Merry Christmas and PizzaPosted: December 21, 2013
The space between posts has been fairly substantial. Why? Two reasons:
First, it is difficult to “go back” and, if you will, relive the past in this context. My MO in the past has been to dwell on the negative and live in the world of “what if.” As I write this I will tell you that this tendency and horrific habit has been changing big time.
I am learning how to recall and “go back” without allowing it to bring me down. While not everyone in a similar situation as my own is like me, there are others out there – guaranteed. So to all of you I will say, if I can do it, I believe you can also. So hang in there!
Second, I had my last appointment this year with my PCP person. I have also been falling asleep early so my sleeping pattern is disrupted. I also let him know that I seem to have a lot of energy for three, sometimes four days after I took my 1 1/2 pills (once a week, along with one pill six times a week) for sluggish thyroid function. He looked at the blood tests and said, “Well no wonder. Your TSH score is in the basement.” At which he upped the synthroid to 150 mcg from 112 mcg, So part of my lack of oomph was physical.
Now before posting what is prepared from my husband person (caregiver aka Mr T – teacher):
Our hope for each of you and yours is a most Blessed Christmas and healthy New Year.
As we Celebrate the birth of Jesus Christ may we all allow our generosity of spirit and deed to continue to flow freely.
I asked Mr T to put together a few thoughts from the caregiver perspective. So without further word from me, heeeeeere’s Mr T:
Me a caregiver. Never been placed into that role before. Sure, I was a dad and took care of the kids. Held them when they were sick or just needed held. But, giving care to a loved one gravely ill, well I never faced this before. I knew how to be taken care of, having had a few ‘incidents’ in my life. But caregiver? Was I prepared for this?

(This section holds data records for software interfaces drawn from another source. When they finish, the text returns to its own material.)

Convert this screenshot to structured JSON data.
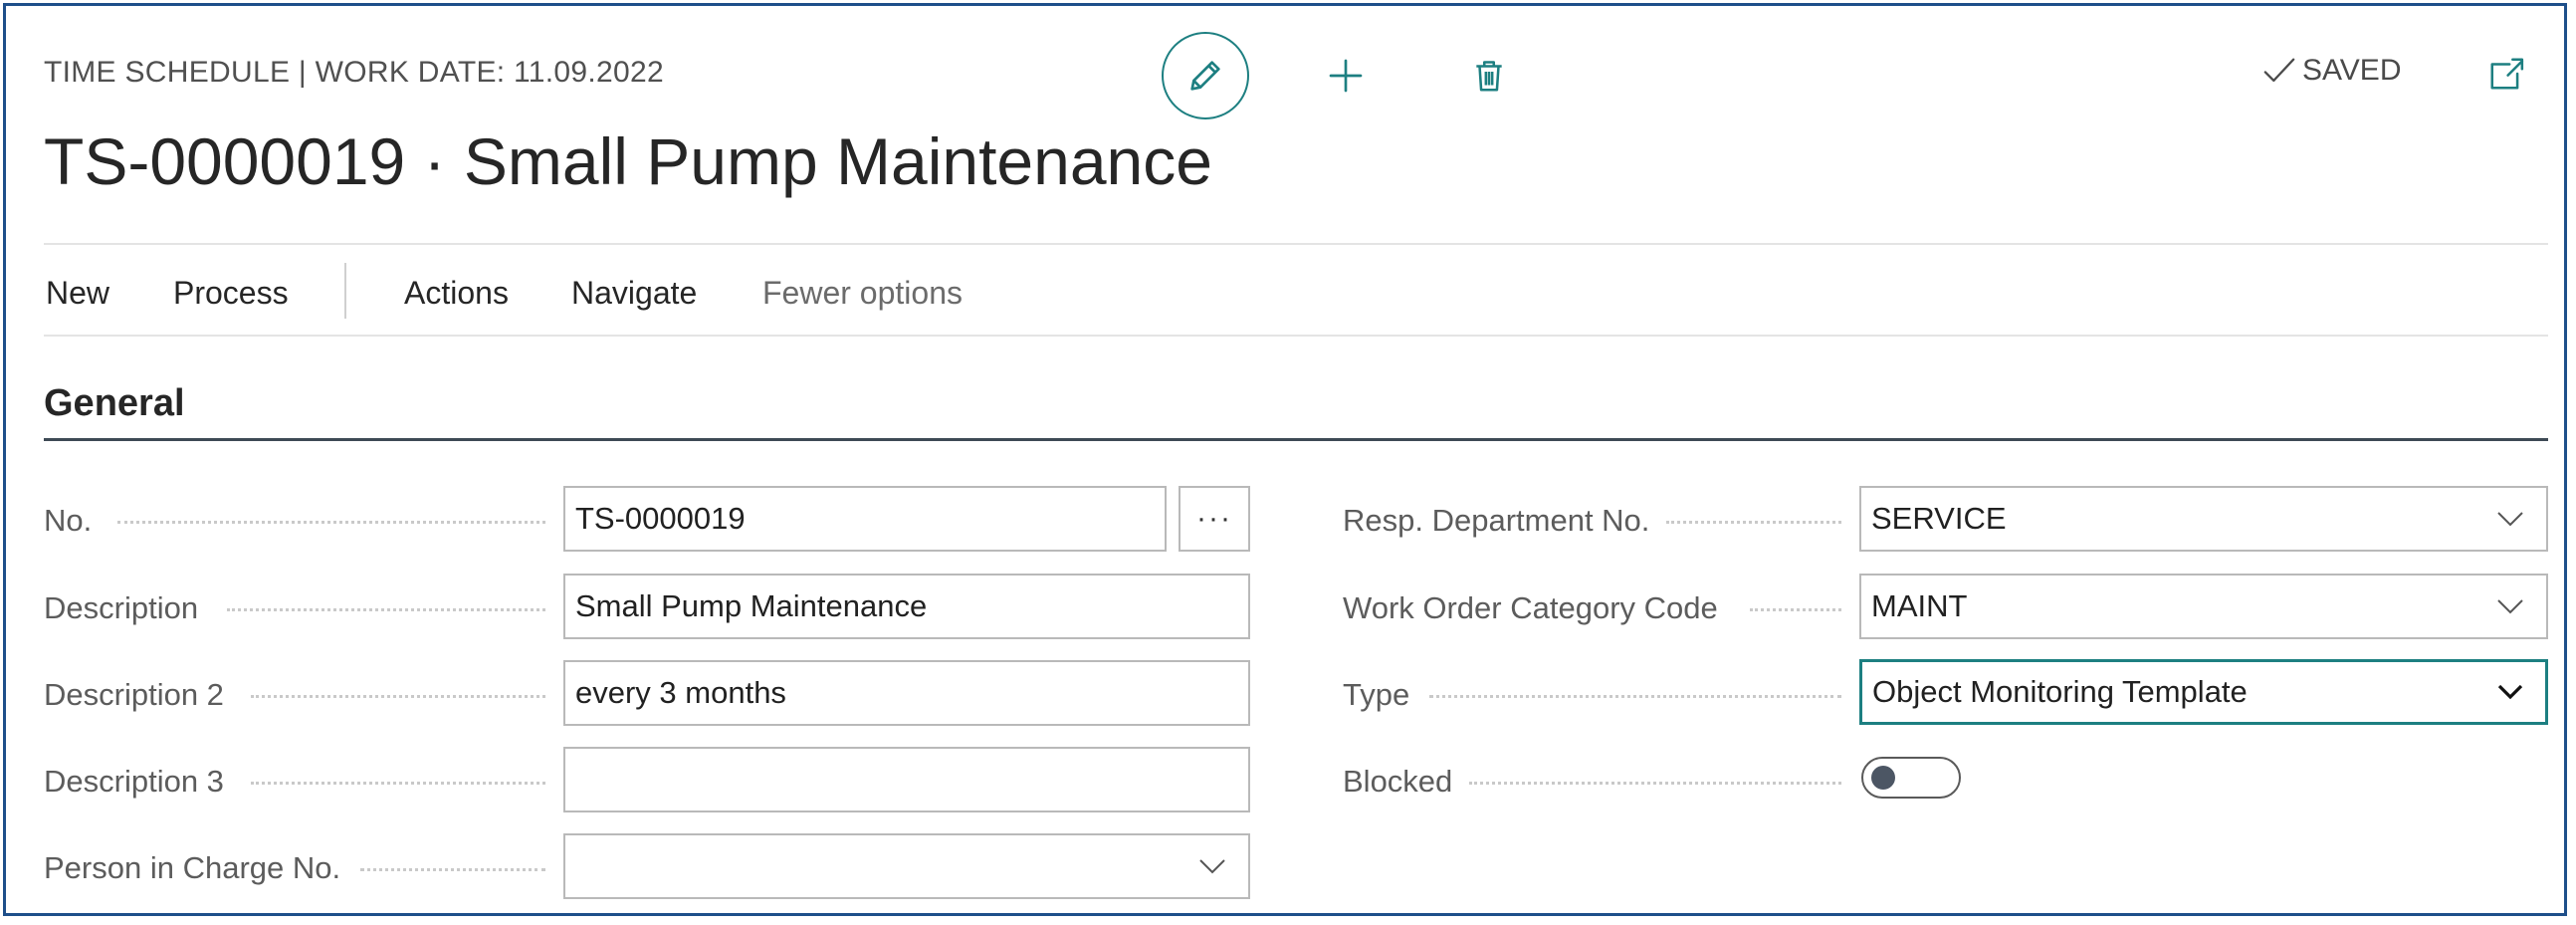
{
  "header": {
    "caption": "TIME SCHEDULE | WORK DATE: 11.09.2022",
    "title": "TS-0000019 · Small Pump Maintenance",
    "saved_label": "SAVED",
    "icons": [
      "pencil-icon",
      "plus-icon",
      "trash-icon",
      "check-icon",
      "open-in-new-icon"
    ]
  },
  "actions": {
    "items": [
      "New",
      "Process",
      "Actions",
      "Navigate",
      "Fewer options"
    ]
  },
  "general": {
    "section_title": "General",
    "left_fields": [
      {
        "label": "No.",
        "value": "TS-0000019"
      },
      {
        "label": "Description",
        "value": "Small Pump Maintenance"
      },
      {
        "label": "Description 2",
        "value": "every 3 months"
      },
      {
        "label": "Description 3",
        "value": ""
      },
      {
        "label": "Person in Charge No.",
        "value": ""
      }
    ],
    "right_fields": [
      {
        "label": "Resp. Department No.",
        "value": "SERVICE"
      },
      {
        "label": "Work Order Category Code",
        "value": "MAINT"
      },
      {
        "label": "Type",
        "value": "Object Monitoring Template"
      },
      {
        "label": "Blocked",
        "value": false
      }
    ],
    "lookup_button_label": "···"
  },
  "colors": {
    "accent": "#1d7f81",
    "frame": "#1e4f8a"
  }
}
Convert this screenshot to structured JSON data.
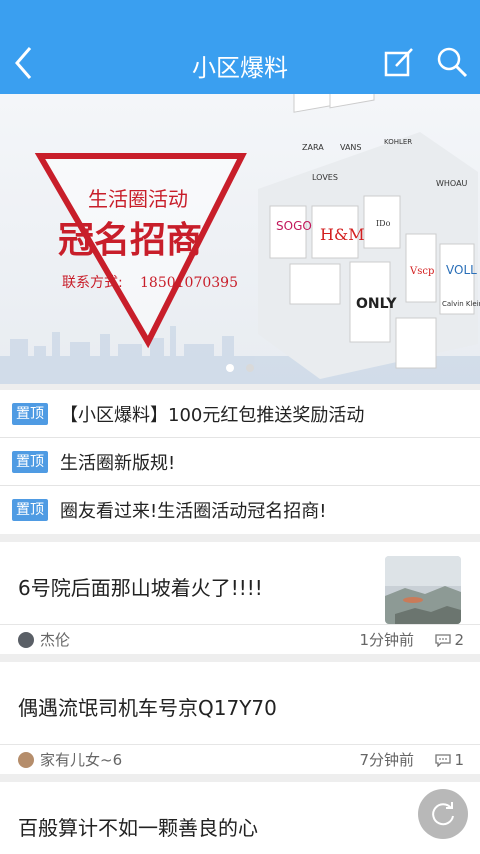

In my life I have learned a few things and tend to be contrary to the core. So when life deals me lemons, I get PIZZA. Anyone can make lemonade, but turning the world on its heels takes ingenuity and at times bigger cajoles than you knew you had.
I was taught as a puppy cop a few maxims. One was to learn my limitations and then realize I had none. Facing the unknown, thinking fast and, doing something (even if it was wrong) was a way of life. And now it was really being put to the test!
When Mrs. AL decided to fight this menace I was all in. One issue facing her was never having learned to scrap. I mean down and dirty street fight and, in a place where you cannot lose, ever. She had never faced her own mortality before and now realized it was going to happen. After all, none of us gets out of here alive. Facing death, especially your own is not a comfortable place to be. My job: teach her to fight, win at all cost and, give no quarter.
This was not the easiest job. She only saw me being strong. She did not see the tears driving to work. She wasn’t aware of the sleepless nights checking to see if she was breathing. True to her name, Mrs. AL learned fast (she had no choice), was always receptive and, took charge.
I was cautioned before the chemo started to make sure she stays active and not to lose weight. I am a master at not losing weight so that part I had locked down.
Then came one of the tests for the caregiver!
Prior to the third treatment, blood was drawn locally three days prior to treatment (it was usually done the day of the treatment). That same day, Mrs. AL was on the phone with the chemo palace and was told she might not be able to get her chemo because her white cell count was in the dumper. I could see the disappointment and despair starting. This was not going to end well.
Think, THINK, T H I N K, do something anything to change the situation. A quick check online showed me that eggs raise white cell counts. I like eggs, especially with bacon and lightly buttered toast. EGGS I call out, and she comes running. “What?” she asks. EGGS I tell her, eggs raise white cell counts (ok, so I left the part off that it takes a long time and ain’t really all that great anyway). “What are you waiting for,” she says, “GO GET EGGS!” Off I go, and boy did we eat eggs. For two and a half days, eggs with bacon and toast, too!
We go to the chemo palace and the doctor tells her white cell count is good to go and she can get the treatment. Mrs. AL leans over and hits me on the arm and says to the doctor, “he said it would work.” “What?” the doctor asked. She proceeded to tell him all about the eggs and how I said it would raise the white cells.
Doc just looks at me with a glare. All I said to him was, “hey, it worked.” The mental part was far more important that weekend than the tests or treatment. (What if it hadn’t worked? I have no idea how I would have gotten out of that one!)
Whether intentional or not we are all taught as kids to quit when the going gets tough or we don’t feel comfortable and to hang onto a mom or dad. And moms and dads don’t want to see their wee ones hurt so they reinforce the idea of looking elsewhere for help.
If we are fortunate we have experiences with people who hold us to account for our actions. If we are really blessed we learn to make PIZZA out of lemons and do something, anything even it’s wrong.
As for me, I have added eggs, bacon and, toast to that PIZZA recipe. And, I will always remember that day and how I was taught as a young cop to recognize I had no limitations, that the only thing standing in my way of anything is me. A lesson, I am proud to say, Mrs. AL learned as well.